By Nancy Guenther Chapman
NORWALK, Conn. – Transferring from Norwalk High School to Briggs High wasn’t easy but it was worth it, two Norwalk teenagers said to the Norwalk Board of Education this week.
“Last year I missed 60 days of school,” said Luis Rivera, a senior. “You couldn’t get me to go to school, I didn’t want to go to school. You could not get me to go to school but Briggs makes it a lot easier.”
Freshman Christine Velez echoed the sentiment, saying, “The transfer from Norwalk High School was a huge change. Smaller school, smaller environment, it feels like a family. Every day I just don’t want to miss school at all.”
The pair were there to share the success of teacher Andrew Mullen’s graphic arts classes with the board, and as evidence that the alternative high school for teens with behavioral challenges has turned a corner after going through a makeover as rumors of its closing swirled.
Social studies teacher Bob Stein, a 13-year Briggs veteran, said the policies instituted by new Principal Marie Allen, Ph.D, have made a difference. Students know what is expected of them and that the school is not a dumping ground, he said. The teens want to be there – population had jumped by “at least a dozen kids” in the 8 to 10 days before the meeting, he said.
“I’ve seen a lot of people come and go, principals come and go,” he said. “I want to tell you something: Things have really changed over the last two years at my school. We started out two years ago with all kinds of problems. Every time I turned around there was an article in the paper about something. Then Dr. Allen came and, little by little – I wondered why – she made it much more difficult for people to beat the system. … I haven’t seen a fight in the school, male or female, for a number of years now, which was unheard of in the day. Everybody seems to get along and it really is a much better attitude and atmosphere, and people feel much better about themselves. Which for me, it’s all about self esteem. Some of these kids are beaten down and they need to feel good about themselves. I love the things they are doing.”
The high school is continuing to make progress, Allen said. The population last Tuesday was “64 and growing.” She hoped to have 70 students by Jan. 30 and 100 by the end of school year.

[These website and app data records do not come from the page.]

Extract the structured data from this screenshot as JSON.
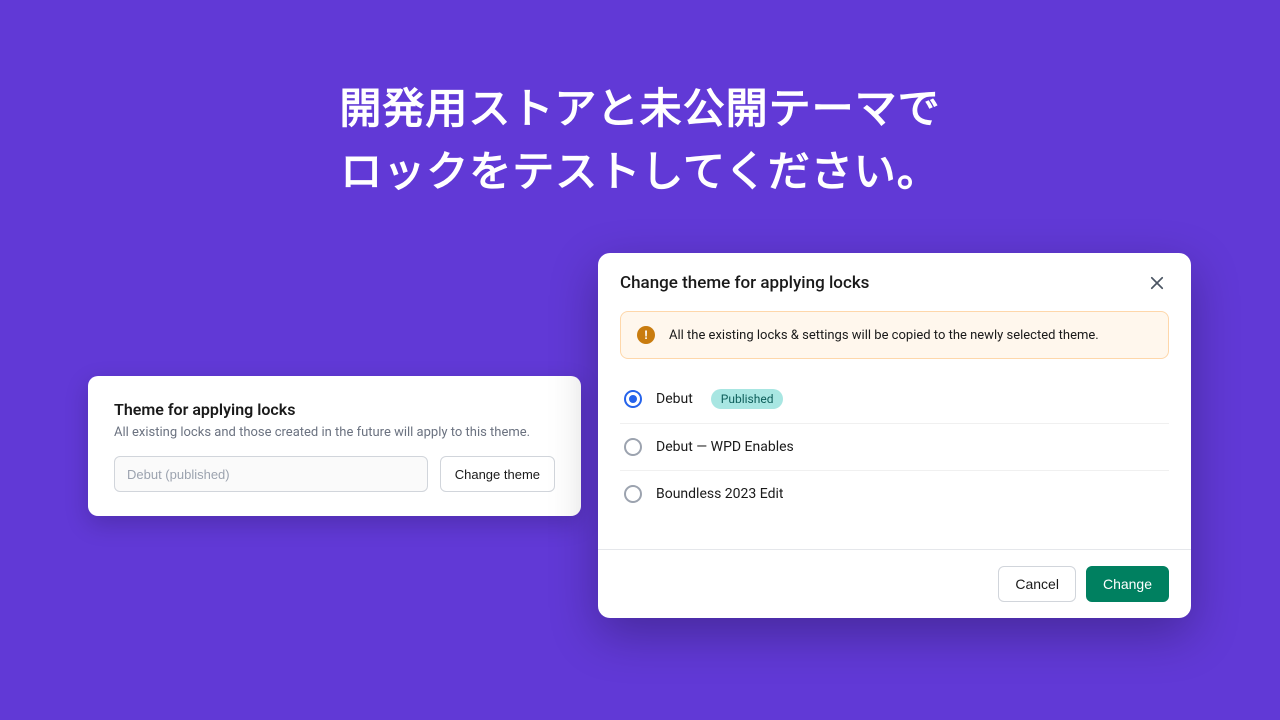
{
  "headline": {
    "line1": "開発用ストアと未公開テーマで",
    "line2": "ロックをテストしてください。"
  },
  "card": {
    "title": "Theme for applying locks",
    "description": "All existing locks and those created in the future will apply to this theme.",
    "input_value": "Debut (published)",
    "change_button": "Change theme"
  },
  "modal": {
    "title": "Change theme for applying locks",
    "banner": "All the existing locks & settings will be copied to the newly selected theme.",
    "themes": [
      {
        "label": "Debut",
        "badge": "Published",
        "selected": true
      },
      {
        "label": "Debut — WPD Enables",
        "badge": null,
        "selected": false
      },
      {
        "label": "Boundless 2023 Edit",
        "badge": null,
        "selected": false
      }
    ],
    "cancel_button": "Cancel",
    "change_button": "Change"
  }
}
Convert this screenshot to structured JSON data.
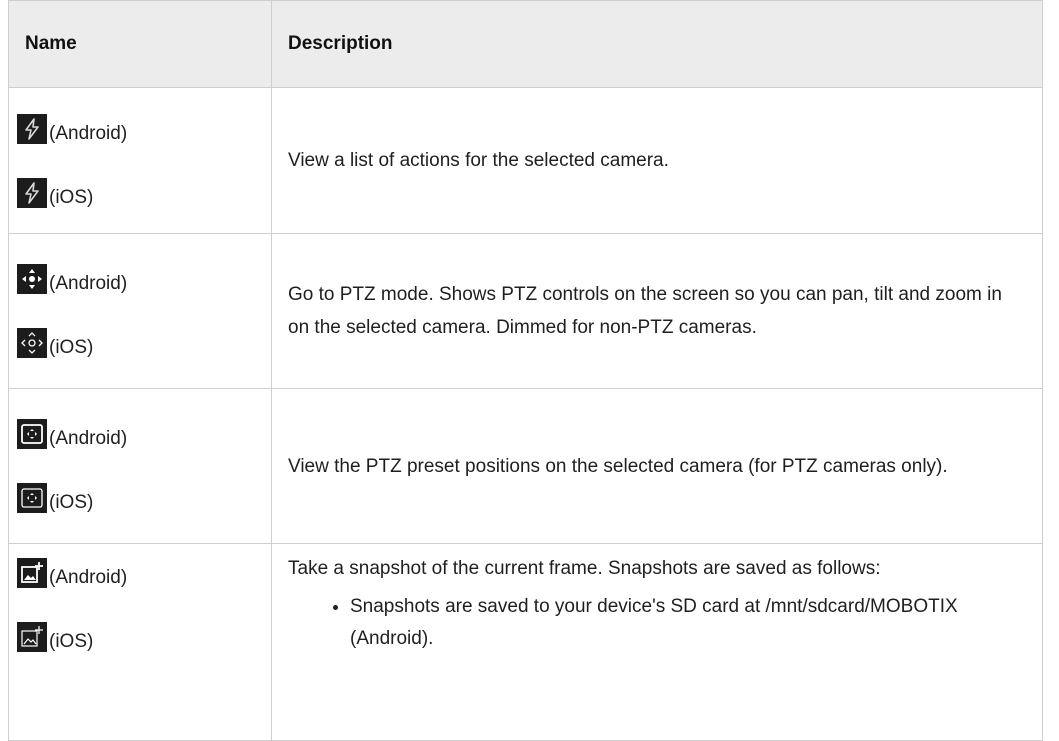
{
  "table": {
    "headers": {
      "name": "Name",
      "description": "Description"
    },
    "rows": [
      {
        "android_label": "(Android)",
        "ios_label": "(iOS)",
        "android_icon": "actions-bolt-icon",
        "ios_icon": "actions-bolt-icon",
        "description": "View a list of actions for the selected camera."
      },
      {
        "android_label": "(Android)",
        "ios_label": "(iOS)",
        "android_icon": "ptz-move-icon",
        "ios_icon": "ptz-move-icon",
        "description": "Go to PTZ mode. Shows PTZ controls on the screen so you can pan, tilt and zoom in on the selected camera. Dimmed for non-PTZ cameras."
      },
      {
        "android_label": "(Android)",
        "ios_label": "(iOS)",
        "android_icon": "ptz-preset-icon",
        "ios_icon": "ptz-preset-icon",
        "description": "View the PTZ preset positions on the selected camera (for PTZ cameras only)."
      },
      {
        "android_label": "(Android)",
        "ios_label": "(iOS)",
        "android_icon": "snapshot-add-icon",
        "ios_icon": "snapshot-add-icon",
        "description": "Take a snapshot of the current frame. Snapshots are saved as follows:",
        "bullets": [
          "Snapshots are saved to your device's SD card at /mnt/sdcard/MOBOTIX (Android)."
        ]
      }
    ]
  }
}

“We have come a long way and we are growing,” she said. “If you enter Briggs now you’re going to see a more diverse learning community. We’re proud of the progress that we have made.”
Stein said his class is next door to the art room, and he sees the impact of Mullen’s new graphic arts class. “I see the looks in these kids faces, with these graphic arts,” he said. “They come to school because, not only are they doing something here for themselves, I think they see a future for themselves.”
The students showed board members a PowerPoint presentation showing the results of their graphic novel class, and photos from a trip they took last month to New York City.
Afterward, Luis handed board members a copy of his digital photography portfolio. Allen pointed out he had spent an hour sitting in the woods to get a photo of a crane with a fish in its mouth.
“It’s a great hobby, and a great thing to do to get me out of the house,” he said. “In this generation it’s tough to get a kid out of the house when they have video games and iPods and all this stuff. But when you have your camera – I want to go out there, I want to see things I never saw before and take pictures and take it home and show my mom and show my friends, like, look what I saw.”
The busboy has an internship coming up with a commercial photography studio, arranged by BOE member Mike Barbis.
Christine read her poetry to board members. She said writing poems is a way to relieve her anger and express her feelings.
“I see a lot of things in the future for me,” she said. “People say I’m a good writer, some people say I’m a good artist. I’m thinking of doing both as a graphic novelist or something like that.”